What is needed
Copy out each entry below verbatim, skipping the images.

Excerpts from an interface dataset
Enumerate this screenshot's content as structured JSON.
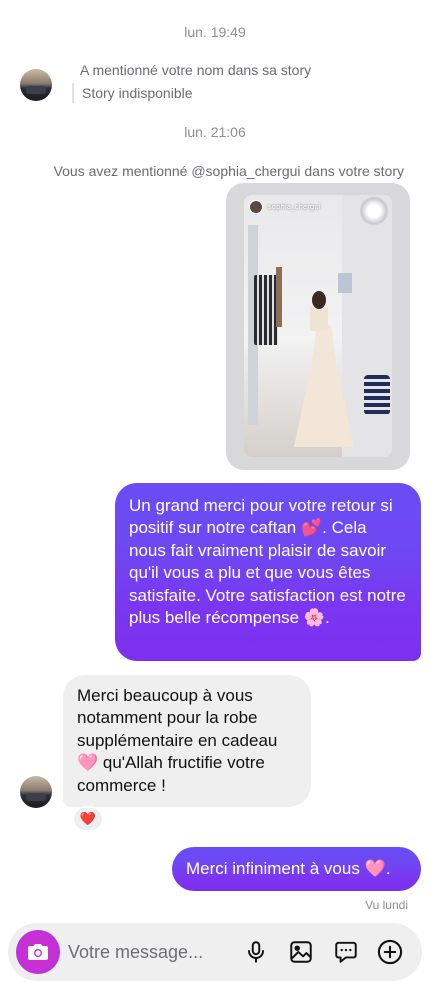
{
  "thread": {
    "timestamp_1": "lun. 19:49",
    "incoming_mention": "A mentionné votre nom dans sa story",
    "story_unavailable": "Story indisponible",
    "timestamp_2": "lun. 21:06",
    "outgoing_mention": "Vous avez mentionné @sophia_chergui dans votre story",
    "story_username": "sophia_chergui",
    "outgoing_message_1": "Un grand merci pour votre retour si positif sur notre caftan 💕. Cela nous fait vraiment plaisir de savoir qu'il vous a plu et que vous êtes satisfaite. Votre satisfaction est notre plus belle récompense 🌸.",
    "incoming_message": "Merci beaucoup à vous notamment pour la robe supplémentaire en cadeau 🩷 qu'Allah fructifie votre commerce !",
    "reaction": "❤️",
    "outgoing_message_2": "Merci infiniment à vous 🩷.",
    "seen_status": "Vu lundi"
  },
  "composer": {
    "placeholder": "Votre message...",
    "icons": [
      "camera-icon",
      "microphone-icon",
      "gallery-icon",
      "sticker-icon",
      "add-icon"
    ]
  },
  "colors": {
    "bubble_gradient_top": "#6a4cf5",
    "bubble_gradient_bottom": "#7c30ef",
    "camera_button": "#c231d8",
    "incoming_bubble": "#efeff0"
  }
}
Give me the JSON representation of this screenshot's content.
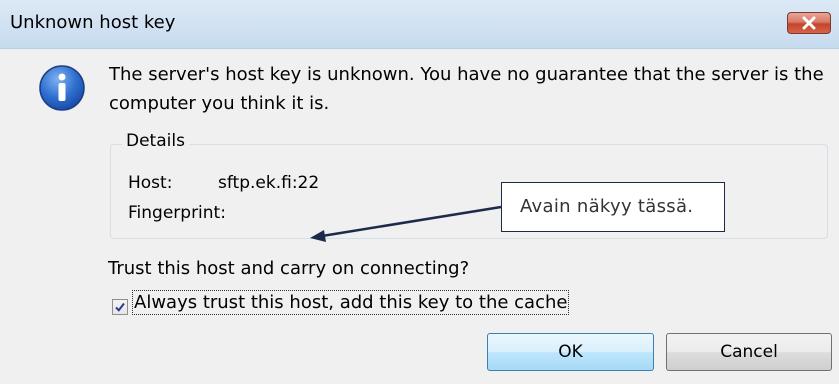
{
  "dialog": {
    "title": "Unknown host key",
    "message": "The server's host key is unknown. You have no guarantee that the server is the computer you think it is.",
    "details": {
      "legend": "Details",
      "host_label": "Host:",
      "host_value": "sftp.ek.fi:22",
      "fingerprint_label": "Fingerprint:",
      "fingerprint_value": ""
    },
    "question": "Trust this host and carry on connecting?",
    "checkbox": {
      "label": "Always trust this host, add this key to the cache",
      "checked": true
    },
    "buttons": {
      "ok": "OK",
      "cancel": "Cancel"
    }
  },
  "annotation": {
    "callout_text": "Avain näkyy tässä."
  },
  "colors": {
    "close_button": "#c5442c",
    "callout_border": "#1c2b4a",
    "arrow": "#1c2b4a"
  }
}
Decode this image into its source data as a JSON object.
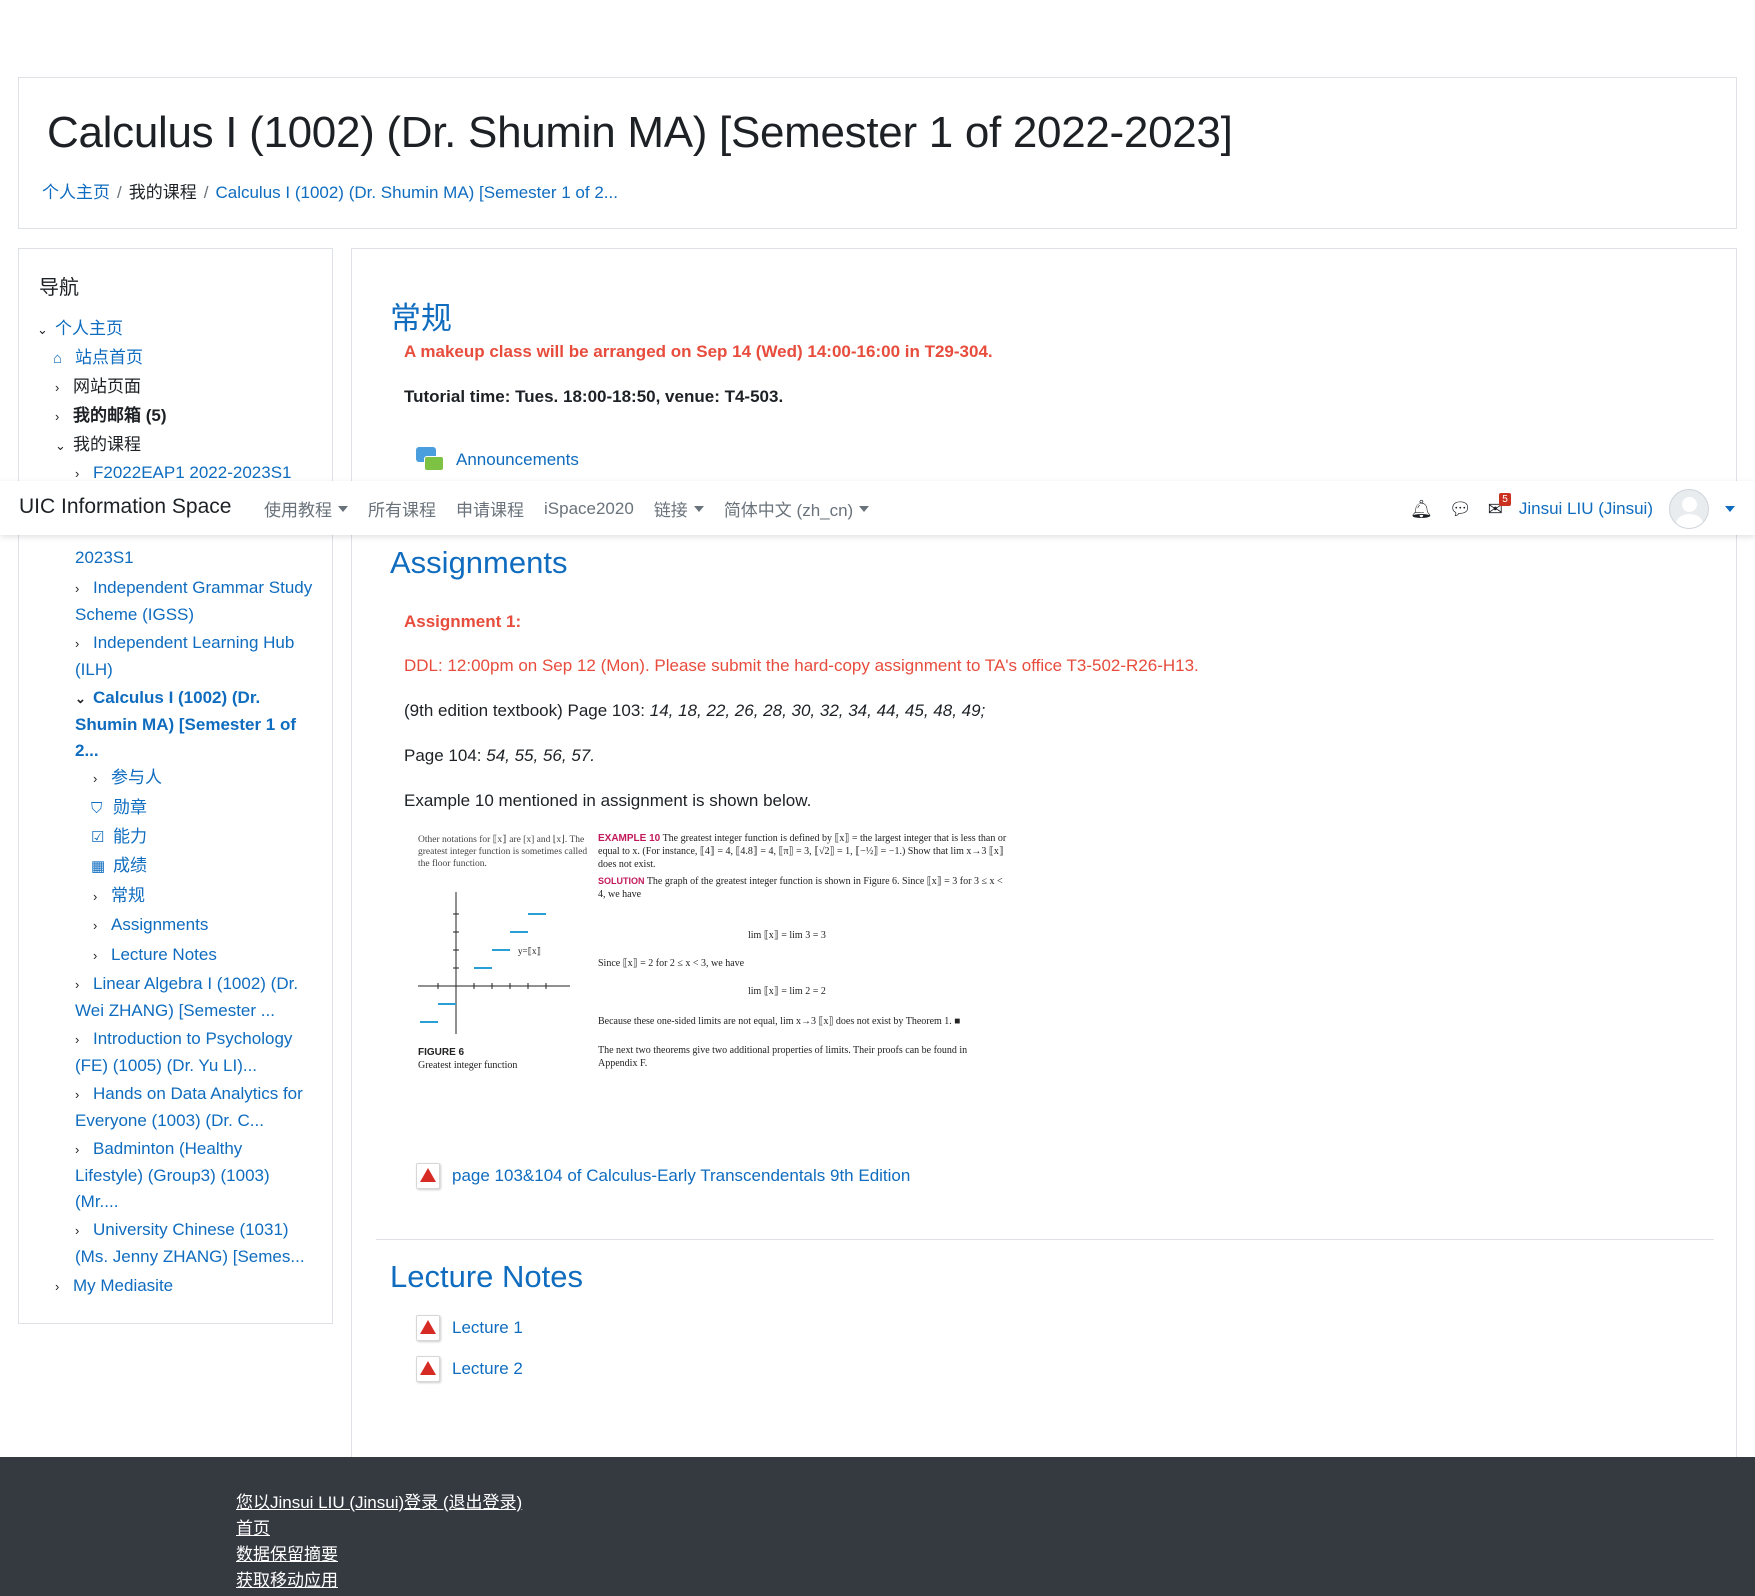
{
  "header": {
    "title": "Calculus I (1002) (Dr. Shumin MA) [Semester 1 of 2022-2023]",
    "breadcrumb": [
      "个人主页",
      "我的课程",
      "Calculus I (1002) (Dr. Shumin MA) [Semester 1 of 2..."
    ]
  },
  "navbar": {
    "brand": "UIC Information Space",
    "menu": [
      "使用教程",
      "所有课程",
      "申请课程",
      "iSpace2020",
      "链接",
      "简体中文 (zh_cn)"
    ],
    "message_badge": "5",
    "user": "Jinsui LIU (Jinsui)"
  },
  "nav": {
    "title": "导航",
    "home": "个人主页",
    "site_home": "站点首页",
    "site_pages": "网站页面",
    "mailbox": "我的邮箱 (5)",
    "my_courses": "我的课程",
    "course_cut_top": "F2022EAP1 2022-2023S1",
    "course_cut_bottom": "2023S1",
    "courses": [
      "Independent Grammar Study Scheme (IGSS)",
      "Independent Learning Hub (ILH)",
      "Calculus I (1002) (Dr. Shumin MA) [Semester 1 of 2...",
      "Linear Algebra I (1002) (Dr. Wei ZHANG) [Semester ...",
      "Introduction to Psychology (FE) (1005) (Dr. Yu LI)...",
      "Hands on Data Analytics for Everyone (1003) (Dr. C...",
      "Badminton (Healthy Lifestyle) (Group3) (1003) (Mr....",
      "University Chinese (1031) (Ms. Jenny ZHANG) [Semes..."
    ],
    "sub": [
      "参与人",
      "勋章",
      "能力",
      "成绩",
      "常规",
      "Assignments",
      "Lecture Notes"
    ],
    "mediasite": "My Mediasite"
  },
  "general": {
    "title": "常规",
    "makeup": "A makeup class will be arranged on Sep 14 (Wed) 14:00-16:00 in T29-304.",
    "tutorial": "Tutorial time: Tues. 18:00-18:50, venue: T4-503.",
    "announcements": "Announcements"
  },
  "assignments": {
    "title": "Assignments",
    "a1": "Assignment 1:",
    "ddl": "DDL: 12:00pm on Sep 12 (Mon). Please submit the hard-copy assignment to TA's office T3-502-R26-H13.",
    "p103_prefix": "(9th edition textbook) Page 103: ",
    "p103_items": "14, 18, 22, 26, 28, 30, 32, 34, 44, 45, 48, 49;",
    "p104_prefix": "Page 104: ",
    "p104_items": "54, 55, 56, 57.",
    "example_note": "Example 10 mentioned in assignment is shown below.",
    "pdf_link": "page 103&104 of Calculus-Early Transcendentals 9th Edition"
  },
  "figure": {
    "side_note": "Other notations for ⟦x⟧ are [x] and ⌊x⌋. The greatest integer function is sometimes called the floor function.",
    "example_head": "EXAMPLE 10",
    "example_text": "The greatest integer function is defined by ⟦x⟧ = the largest integer that is less than or equal to x. (For instance, ⟦4⟧ = 4, ⟦4.8⟧ = 4, ⟦π⟧ = 3, ⟦√2⟧ = 1, ⟦−½⟧ = −1.) Show that lim x→3 ⟦x⟧ does not exist.",
    "solution_head": "SOLUTION",
    "solution_text": "The graph of the greatest integer function is shown in Figure 6. Since ⟦x⟧ = 3 for 3 ≤ x < 4, we have",
    "eq1": "lim ⟦x⟧ = lim 3 = 3",
    "since2": "Since ⟦x⟧ = 2 for 2 ≤ x < 3, we have",
    "eq2": "lim ⟦x⟧ = lim 2 = 2",
    "because": "Because these one-sided limits are not equal, lim x→3 ⟦x⟧ does not exist by Theorem 1. ■",
    "next": "The next two theorems give two additional properties of limits. Their proofs can be found in Appendix F.",
    "fig_label": "FIGURE 6",
    "fig_caption": "Greatest integer function",
    "graph_label": "y=⟦x⟧"
  },
  "lectures": {
    "title": "Lecture Notes",
    "items": [
      "Lecture 1",
      "Lecture 2"
    ]
  },
  "footer": {
    "login": "您以Jinsui LIU (Jinsui)登录 (退出登录)",
    "home": "首页",
    "data": "数据保留摘要",
    "app": "获取移动应用"
  }
}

Problem solution
Enumerate this screenshot's content as structured JSON.
{
  "thread": {
    "timestamp_1": "lun. 19:49",
    "incoming_mention": "A mentionné votre nom dans sa story",
    "story_unavailable": "Story indisponible",
    "timestamp_2": "lun. 21:06",
    "outgoing_mention": "Vous avez mentionné @sophia_chergui dans votre story",
    "story_username": "sophia_chergui",
    "outgoing_message_1": "Un grand merci pour votre retour si positif sur notre caftan 💕. Cela nous fait vraiment plaisir de savoir qu'il vous a plu et que vous êtes satisfaite. Votre satisfaction est notre plus belle récompense 🌸.",
    "incoming_message": "Merci beaucoup à vous notamment pour la robe supplémentaire en cadeau 🩷 qu'Allah fructifie votre commerce !",
    "reaction": "❤️",
    "outgoing_message_2": "Merci infiniment à vous 🩷.",
    "seen_status": "Vu lundi"
  },
  "composer": {
    "placeholder": "Votre message...",
    "icons": [
      "camera-icon",
      "microphone-icon",
      "gallery-icon",
      "sticker-icon",
      "add-icon"
    ]
  },
  "colors": {
    "bubble_gradient_top": "#6a4cf5",
    "bubble_gradient_bottom": "#7c30ef",
    "camera_button": "#c231d8",
    "incoming_bubble": "#efeff0"
  }
}
Give me the JSON representation of this screenshot's content.
{
  "dialog": {
    "title": "Unknown host key",
    "message": "The server's host key is unknown. You have no guarantee that the server is the computer you think it is.",
    "details": {
      "legend": "Details",
      "host_label": "Host:",
      "host_value": "sftp.ek.fi:22",
      "fingerprint_label": "Fingerprint:",
      "fingerprint_value": ""
    },
    "question": "Trust this host and carry on connecting?",
    "checkbox": {
      "label": "Always trust this host, add this key to the cache",
      "checked": true
    },
    "buttons": {
      "ok": "OK",
      "cancel": "Cancel"
    }
  },
  "annotation": {
    "callout_text": "Avain näkyy tässä."
  },
  "colors": {
    "close_button": "#c5442c",
    "callout_border": "#1c2b4a",
    "arrow": "#1c2b4a"
  }
}
Decode this image into its source data as a JSON object.
{
  "header": {
    "title": "Calculus I (1002) (Dr. Shumin MA) [Semester 1 of 2022-2023]",
    "breadcrumb": [
      "个人主页",
      "我的课程",
      "Calculus I (1002) (Dr. Shumin MA) [Semester 1 of 2..."
    ]
  },
  "navbar": {
    "brand": "UIC Information Space",
    "menu": [
      "使用教程",
      "所有课程",
      "申请课程",
      "iSpace2020",
      "链接",
      "简体中文 (zh_cn)"
    ],
    "message_badge": "5",
    "user": "Jinsui LIU (Jinsui)"
  },
  "nav": {
    "title": "导航",
    "home": "个人主页",
    "site_home": "站点首页",
    "site_pages": "网站页面",
    "mailbox": "我的邮箱 (5)",
    "my_courses": "我的课程",
    "course_cut_top": "F2022EAP1 2022-2023S1",
    "course_cut_bottom": "2023S1",
    "courses": [
      "Independent Grammar Study Scheme (IGSS)",
      "Independent Learning Hub (ILH)",
      "Calculus I (1002) (Dr. Shumin MA) [Semester 1 of 2...",
      "Linear Algebra I (1002) (Dr. Wei ZHANG) [Semester ...",
      "Introduction to Psychology (FE) (1005) (Dr. Yu LI)...",
      "Hands on Data Analytics for Everyone (1003) (Dr. C...",
      "Badminton (Healthy Lifestyle) (Group3) (1003) (Mr....",
      "University Chinese (1031) (Ms. Jenny ZHANG) [Semes..."
    ],
    "sub": [
      "参与人",
      "勋章",
      "能力",
      "成绩",
      "常规",
      "Assignments",
      "Lecture Notes"
    ],
    "mediasite": "My Mediasite"
  },
  "general": {
    "title": "常规",
    "makeup": "A makeup class will be arranged on Sep 14 (Wed) 14:00-16:00 in T29-304.",
    "tutorial": "Tutorial time: Tues. 18:00-18:50, venue: T4-503.",
    "announcements": "Announcements"
  },
  "assignments": {
    "title": "Assignments",
    "a1": "Assignment 1:",
    "ddl": "DDL: 12:00pm on Sep 12 (Mon). Please submit the hard-copy assignment to TA's office T3-502-R26-H13.",
    "p103_prefix": "(9th edition textbook) Page 103: ",
    "p103_items": "14, 18, 22, 26, 28, 30, 32, 34, 44, 45, 48, 49;",
    "p104_prefix": "Page 104: ",
    "p104_items": "54, 55, 56, 57.",
    "example_note": "Example 10 mentioned in assignment is shown below.",
    "pdf_link": "page 103&104 of Calculus-Early Transcendentals 9th Edition"
  },
  "figure": {
    "side_note": "Other notations for ⟦x⟧ are [x] and ⌊x⌋. The greatest integer function is sometimes called the floor function.",
    "example_head": "EXAMPLE 10",
    "example_text": "The greatest integer function is defined by ⟦x⟧ = the largest integer that is less than or equal to x. (For instance, ⟦4⟧ = 4, ⟦4.8⟧ = 4, ⟦π⟧ = 3, ⟦√2⟧ = 1, ⟦−½⟧ = −1.) Show that lim x→3 ⟦x⟧ does not exist.",
    "solution_head": "SOLUTION",
    "solution_text": "The graph of the greatest integer function is shown in Figure 6. Since ⟦x⟧ = 3 for 3 ≤ x < 4, we have",
    "eq1": "lim ⟦x⟧ = lim 3 = 3",
    "since2": "Since ⟦x⟧ = 2 for 2 ≤ x < 3, we have",
    "eq2": "lim ⟦x⟧ = lim 2 = 2",
    "because": "Because these one-sided limits are not equal, lim x→3 ⟦x⟧ does not exist by Theorem 1. ■",
    "next": "The next two theorems give two additional properties of limits. Their proofs can be found in Appendix F.",
    "fig_label": "FIGURE 6",
    "fig_caption": "Greatest integer function",
    "graph_label": "y=⟦x⟧"
  },
  "lectures": {
    "title": "Lecture Notes",
    "items": [
      "Lecture 1",
      "Lecture 2"
    ]
  },
  "footer": {
    "login": "您以Jinsui LIU (Jinsui)登录 (退出登录)",
    "home": "首页",
    "data": "数据保留摘要",
    "app": "获取移动应用"
  }
}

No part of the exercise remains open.